On Bonny Light Horseman’s self-titled first album in 2020, Anaïs Mitchell, Eric D. Johnson and Josh Kaufman dug into folk songs stretching back hundreds of years. For their second album, the trio wrote a batch of original songs that feel as though they could span centuries.
Rolling Golden Holy features 10 new songs steeped in anachronism. If part of the fun on Bonny Light Horseman was guessing how old each song was, this time around it’s trying to figure out in which era the songs are set. Some of them could be last week, while others feel wonderfully timeworn and weathered, like a family legend passed down through the ages. Regardless, Rolling Golden Holy is in some ways the stronger album, on songs that play to the musicians’ abilities in a way that ancient cover tunes couldn’t.
There’s a decidedly autumnal feel to the new songs, and not just because the leaves are changing outside. “Summer Dream” and “Gone by Fall” make explicit reference to the seasons. The former drifts unhurriedly along on a bed of acoustic and electric guitars and languid, sensuous vocals from Mitchell, whose penchant for repetition enhances the hazy, late-July reverie feel of the song. “Sometimes I dream you were in my summer dream again,” she sings on the refrain. She later refers to the “screen door screen,” which takes charming right up to the edge of overkill without going over it. While “Summer Dream” is thinking back on a perfect moment, “Gone by Fall” is looking ahead to when a consuming love grows less ardent. Johnson sings lead, accompanied by intricate fingerpicked guitars, and the feeling is somber, regretful and achingly beautiful.
The title track on the first album was a lament dating from one of Napoleon’s wars. Military service is a thread running through many of the songs on Rolling Golden Holy, too. The narrator on “Someone to Weep for Me,” who comes from “a long line of nobodies,” marches off to an uncertain future yearning for a love who will mourn him if the worst happens. Johnson sings lead, backed by layers of almost jaunty guitars and close harmonies from Mitchell.
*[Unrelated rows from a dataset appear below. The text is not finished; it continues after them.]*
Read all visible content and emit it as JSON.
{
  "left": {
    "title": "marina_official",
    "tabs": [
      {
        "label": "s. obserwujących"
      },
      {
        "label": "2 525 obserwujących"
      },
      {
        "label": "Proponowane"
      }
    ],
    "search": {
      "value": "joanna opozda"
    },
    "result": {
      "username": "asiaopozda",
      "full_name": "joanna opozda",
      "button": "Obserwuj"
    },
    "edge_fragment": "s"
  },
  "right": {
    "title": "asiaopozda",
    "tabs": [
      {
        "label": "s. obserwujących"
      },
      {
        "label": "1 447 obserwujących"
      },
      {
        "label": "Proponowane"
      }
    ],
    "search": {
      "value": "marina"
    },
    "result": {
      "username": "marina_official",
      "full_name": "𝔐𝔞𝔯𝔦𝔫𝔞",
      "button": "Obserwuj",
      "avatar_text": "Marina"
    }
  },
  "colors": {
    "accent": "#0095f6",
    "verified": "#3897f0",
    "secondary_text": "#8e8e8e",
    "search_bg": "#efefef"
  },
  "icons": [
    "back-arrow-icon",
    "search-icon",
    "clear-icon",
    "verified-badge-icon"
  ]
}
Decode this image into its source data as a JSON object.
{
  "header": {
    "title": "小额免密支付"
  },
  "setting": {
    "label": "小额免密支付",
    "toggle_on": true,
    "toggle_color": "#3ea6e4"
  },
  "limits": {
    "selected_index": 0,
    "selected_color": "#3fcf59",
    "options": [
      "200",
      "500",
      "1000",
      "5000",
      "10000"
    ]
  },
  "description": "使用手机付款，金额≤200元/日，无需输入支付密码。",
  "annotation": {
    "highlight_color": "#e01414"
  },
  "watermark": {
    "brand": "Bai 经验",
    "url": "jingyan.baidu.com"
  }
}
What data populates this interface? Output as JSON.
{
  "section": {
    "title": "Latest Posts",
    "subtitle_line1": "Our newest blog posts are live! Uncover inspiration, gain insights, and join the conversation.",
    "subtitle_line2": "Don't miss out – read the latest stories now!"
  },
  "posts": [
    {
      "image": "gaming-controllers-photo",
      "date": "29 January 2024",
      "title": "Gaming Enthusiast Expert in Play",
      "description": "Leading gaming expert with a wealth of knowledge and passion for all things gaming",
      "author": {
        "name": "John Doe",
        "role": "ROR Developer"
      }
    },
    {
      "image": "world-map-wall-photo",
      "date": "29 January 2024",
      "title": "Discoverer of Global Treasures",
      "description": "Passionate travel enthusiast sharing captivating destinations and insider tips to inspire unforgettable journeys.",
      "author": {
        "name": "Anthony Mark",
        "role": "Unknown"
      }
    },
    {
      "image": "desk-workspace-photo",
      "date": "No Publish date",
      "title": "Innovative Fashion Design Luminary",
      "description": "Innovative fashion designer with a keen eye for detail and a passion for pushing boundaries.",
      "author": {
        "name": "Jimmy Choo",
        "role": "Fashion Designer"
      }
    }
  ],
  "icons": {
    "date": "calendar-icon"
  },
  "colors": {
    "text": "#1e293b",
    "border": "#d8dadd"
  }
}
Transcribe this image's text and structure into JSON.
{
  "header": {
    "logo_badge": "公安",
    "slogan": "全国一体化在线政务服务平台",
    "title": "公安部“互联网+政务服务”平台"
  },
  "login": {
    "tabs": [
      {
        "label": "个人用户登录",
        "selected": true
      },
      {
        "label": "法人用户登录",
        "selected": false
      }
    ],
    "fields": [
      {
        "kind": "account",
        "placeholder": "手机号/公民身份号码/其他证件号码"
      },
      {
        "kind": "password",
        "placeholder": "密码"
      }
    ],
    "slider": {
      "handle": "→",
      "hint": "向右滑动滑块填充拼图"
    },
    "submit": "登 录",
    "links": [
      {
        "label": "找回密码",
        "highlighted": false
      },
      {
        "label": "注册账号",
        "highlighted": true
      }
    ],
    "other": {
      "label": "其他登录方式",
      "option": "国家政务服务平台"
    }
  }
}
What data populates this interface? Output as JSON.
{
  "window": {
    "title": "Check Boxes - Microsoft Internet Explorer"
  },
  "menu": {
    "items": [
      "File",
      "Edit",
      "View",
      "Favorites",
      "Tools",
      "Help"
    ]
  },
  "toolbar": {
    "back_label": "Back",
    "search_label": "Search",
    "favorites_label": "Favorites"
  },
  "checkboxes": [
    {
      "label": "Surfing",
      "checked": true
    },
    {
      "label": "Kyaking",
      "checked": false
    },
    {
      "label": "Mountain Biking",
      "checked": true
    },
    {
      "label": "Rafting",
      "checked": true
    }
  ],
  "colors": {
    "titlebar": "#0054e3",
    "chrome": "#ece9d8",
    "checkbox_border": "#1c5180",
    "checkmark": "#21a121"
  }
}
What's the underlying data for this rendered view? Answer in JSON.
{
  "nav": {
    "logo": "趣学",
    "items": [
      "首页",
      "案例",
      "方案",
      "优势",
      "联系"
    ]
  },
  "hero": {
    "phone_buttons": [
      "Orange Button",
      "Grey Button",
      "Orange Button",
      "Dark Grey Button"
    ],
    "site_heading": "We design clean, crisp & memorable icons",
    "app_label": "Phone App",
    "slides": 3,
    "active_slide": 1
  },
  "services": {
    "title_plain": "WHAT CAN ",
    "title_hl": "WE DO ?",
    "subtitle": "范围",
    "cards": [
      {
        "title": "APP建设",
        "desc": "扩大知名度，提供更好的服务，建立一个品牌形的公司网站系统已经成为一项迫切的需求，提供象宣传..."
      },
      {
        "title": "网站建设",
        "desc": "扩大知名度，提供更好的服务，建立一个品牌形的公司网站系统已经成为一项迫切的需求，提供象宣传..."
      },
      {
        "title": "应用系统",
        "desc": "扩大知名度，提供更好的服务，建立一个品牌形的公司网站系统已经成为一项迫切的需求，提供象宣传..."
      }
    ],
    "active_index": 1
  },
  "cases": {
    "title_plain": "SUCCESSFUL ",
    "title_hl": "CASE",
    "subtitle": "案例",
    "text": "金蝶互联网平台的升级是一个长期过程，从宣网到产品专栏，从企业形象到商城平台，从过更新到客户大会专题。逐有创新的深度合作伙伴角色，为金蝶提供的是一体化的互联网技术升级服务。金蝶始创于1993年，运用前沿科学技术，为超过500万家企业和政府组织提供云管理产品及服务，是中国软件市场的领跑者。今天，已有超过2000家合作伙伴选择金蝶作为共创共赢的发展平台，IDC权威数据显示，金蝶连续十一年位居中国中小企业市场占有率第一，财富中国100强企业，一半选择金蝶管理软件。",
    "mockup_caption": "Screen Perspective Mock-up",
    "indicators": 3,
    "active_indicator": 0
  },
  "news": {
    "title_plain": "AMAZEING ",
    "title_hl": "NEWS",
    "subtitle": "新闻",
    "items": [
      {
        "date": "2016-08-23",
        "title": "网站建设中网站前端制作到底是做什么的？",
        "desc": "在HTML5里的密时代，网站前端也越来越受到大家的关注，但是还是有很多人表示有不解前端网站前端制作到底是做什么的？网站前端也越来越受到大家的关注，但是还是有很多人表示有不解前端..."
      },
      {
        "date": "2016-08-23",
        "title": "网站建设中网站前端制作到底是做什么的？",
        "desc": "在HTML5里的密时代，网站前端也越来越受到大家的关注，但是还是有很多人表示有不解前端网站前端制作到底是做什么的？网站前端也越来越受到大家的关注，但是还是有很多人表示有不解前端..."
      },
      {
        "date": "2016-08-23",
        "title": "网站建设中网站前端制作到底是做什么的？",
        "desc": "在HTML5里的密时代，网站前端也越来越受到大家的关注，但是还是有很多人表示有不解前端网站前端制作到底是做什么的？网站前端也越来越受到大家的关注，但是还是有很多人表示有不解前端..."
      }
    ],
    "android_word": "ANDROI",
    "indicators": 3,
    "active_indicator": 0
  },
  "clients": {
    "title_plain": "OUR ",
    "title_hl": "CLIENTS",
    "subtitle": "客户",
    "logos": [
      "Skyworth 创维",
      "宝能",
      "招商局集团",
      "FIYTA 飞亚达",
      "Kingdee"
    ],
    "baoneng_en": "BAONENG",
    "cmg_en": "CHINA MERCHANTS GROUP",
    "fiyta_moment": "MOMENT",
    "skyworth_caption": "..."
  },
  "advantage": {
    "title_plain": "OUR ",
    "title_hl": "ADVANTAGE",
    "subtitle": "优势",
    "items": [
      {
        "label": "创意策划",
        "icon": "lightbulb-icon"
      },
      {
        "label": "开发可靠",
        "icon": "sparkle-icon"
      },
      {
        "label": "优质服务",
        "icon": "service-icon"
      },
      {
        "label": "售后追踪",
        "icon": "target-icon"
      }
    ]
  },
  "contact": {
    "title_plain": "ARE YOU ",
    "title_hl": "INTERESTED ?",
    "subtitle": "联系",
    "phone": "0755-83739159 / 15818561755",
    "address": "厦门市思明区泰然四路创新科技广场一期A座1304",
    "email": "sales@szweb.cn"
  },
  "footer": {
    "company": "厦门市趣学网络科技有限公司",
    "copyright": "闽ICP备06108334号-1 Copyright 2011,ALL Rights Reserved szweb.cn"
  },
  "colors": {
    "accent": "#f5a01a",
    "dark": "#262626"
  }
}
Elsewhere, “Comrade Sweetheart” never refers directly to armed conflict, but the song anticipates loss, and Mitchell and Johnson’s protagonists seem to be anticipating a lifetime of absence when one is separated from the other.
Johnson, Kaufman and Mitchell have said that they wanted their second album to explore the boundary between traditional and modern folk music. These 10 songs demonstrate that in the right hands, there’s no boundary at all. Rolling Golden Holy is a contemporary folk classic with songs that wouldn’t have sounded out of place 50 or 100 or 150 years ago. It’s an ageless album for the modern age, by a group coming into the full scope of their abilities.
Eric R. Danton has been contributing to Paste since 2013, and writing about music and pop culture for longer than he cares to admit. Follow him on Twitter or visit his website.
Watch Bonny Light Horseman’s 2021 Paste session below.